29 August 2008
So recently I (rather belatedly) finished watching another J-drama - Tadashii Ouji Tsukurikata (How to Produce a Perfect Prince). This one would fall rather squarely into the high school romantic comedy classification, which is the sort of genre that is usually either fantastic or similar to having your teeth pulled out. Tadashii Ouji is one of the few that manages to settle into the middle ground.
It's a twelve-episode long mini-series, each episode only half an hour. It begins with an all-girls school turning co-ed - they run a trial class where they introduce ten boys, and depending on the outcome of the experiment, the entire school will go co-ed. The class, being composed of normal high school girls, are naturally about as excited as a herd of puppies. However when they're introduced to their new classmates, the disappointment is crushing - ten completely dysfunctional boys who aren't even close to being boyfriend material.
Depressed by the situation, they eventually rally together and form a plan to improve the boys by assigning each of them a 'producer' - one of the girls in the class. At first, most of the guys don't really take to the idea, as they're pretty happy with the way they are. Since girls are involved, though, the first five guys in the class 'transform' with little prodding, which mostly involves tidying up their clothes some, changing their hair style, and getting them cut back on a bad habit or unusual hobby. The interest comes with the more resistant remaining five members, who are all perfectly happy with the way they are and whose habits are ingrained and not without cause.
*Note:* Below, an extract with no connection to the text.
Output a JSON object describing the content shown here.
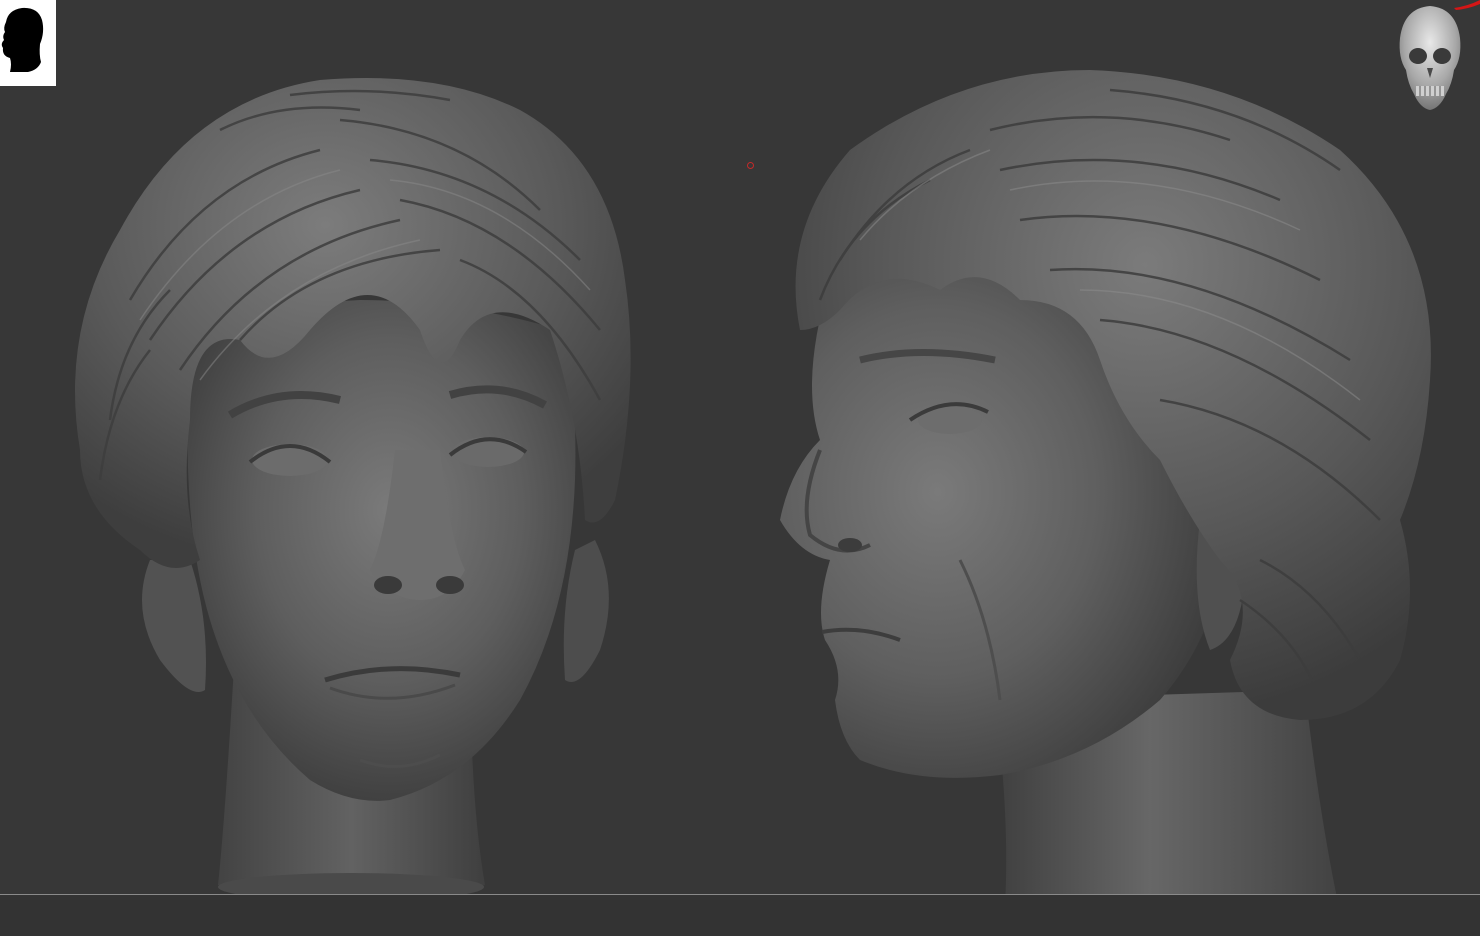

It starts with the self-proclaimed egoist and spoiled rich kid pretty boy, who is slightly problematic as his good looks make him popular even though his personality and empathy is the worst. The aloof and scary, presumed gangster type is next, then the stammering, glasses wearing, crazy-haired guy who can only communicate through his cell phone, then the hyperactive childish monkey-like troublemaker. Last is Shinozaki, the standoffish, book-reading introvert, who initially needed the least transformation of all but wound up being the last one to change, instead choosing to sit back and critically watch from a distance as his classmates changed one by one. Naturally, most of the guys end up dating whoever their producer is. It's a rather simple story about girls getting their fantasies basically, but has a few genuinely emotional moments and some good laughs.
The thing about Tadashii Ouji, though, is that it starts out with an exceedingly interesting cast of characters, and essentially makes them conformist and boring. While you have the payoff of character development and what essentially equates to unlocking eyecandy, during the process you also lose a lot of the idiosyncracies that made these characters memorable. They were terribly flawed and complex individuals, and that was what made them interesting. Honestly, you could probably read pretty deeply into this relatively light-hearted show and find some startling insight into conformist culture.
Potenital subtext aside, it was a decent enough show if you want to rest your brain. The performances were reasonable, but there are a couple of cases (particularly with the teachers) where the overacting that is endemic to J-dramas is slightly cringe-worthy. The music performs its job in setting the mood without being anything special, and the production values were decent but naturally, given the setting, nothing amazing.
It does do a lovely job in fooling a whole new generation of girls into thinking that they can change guys into their dream man, which is a bit backwards from the usual 'guys thinking they can fool girls into thinking they are their dream man' shtick.
Overall Rating: 570,016/1,000,000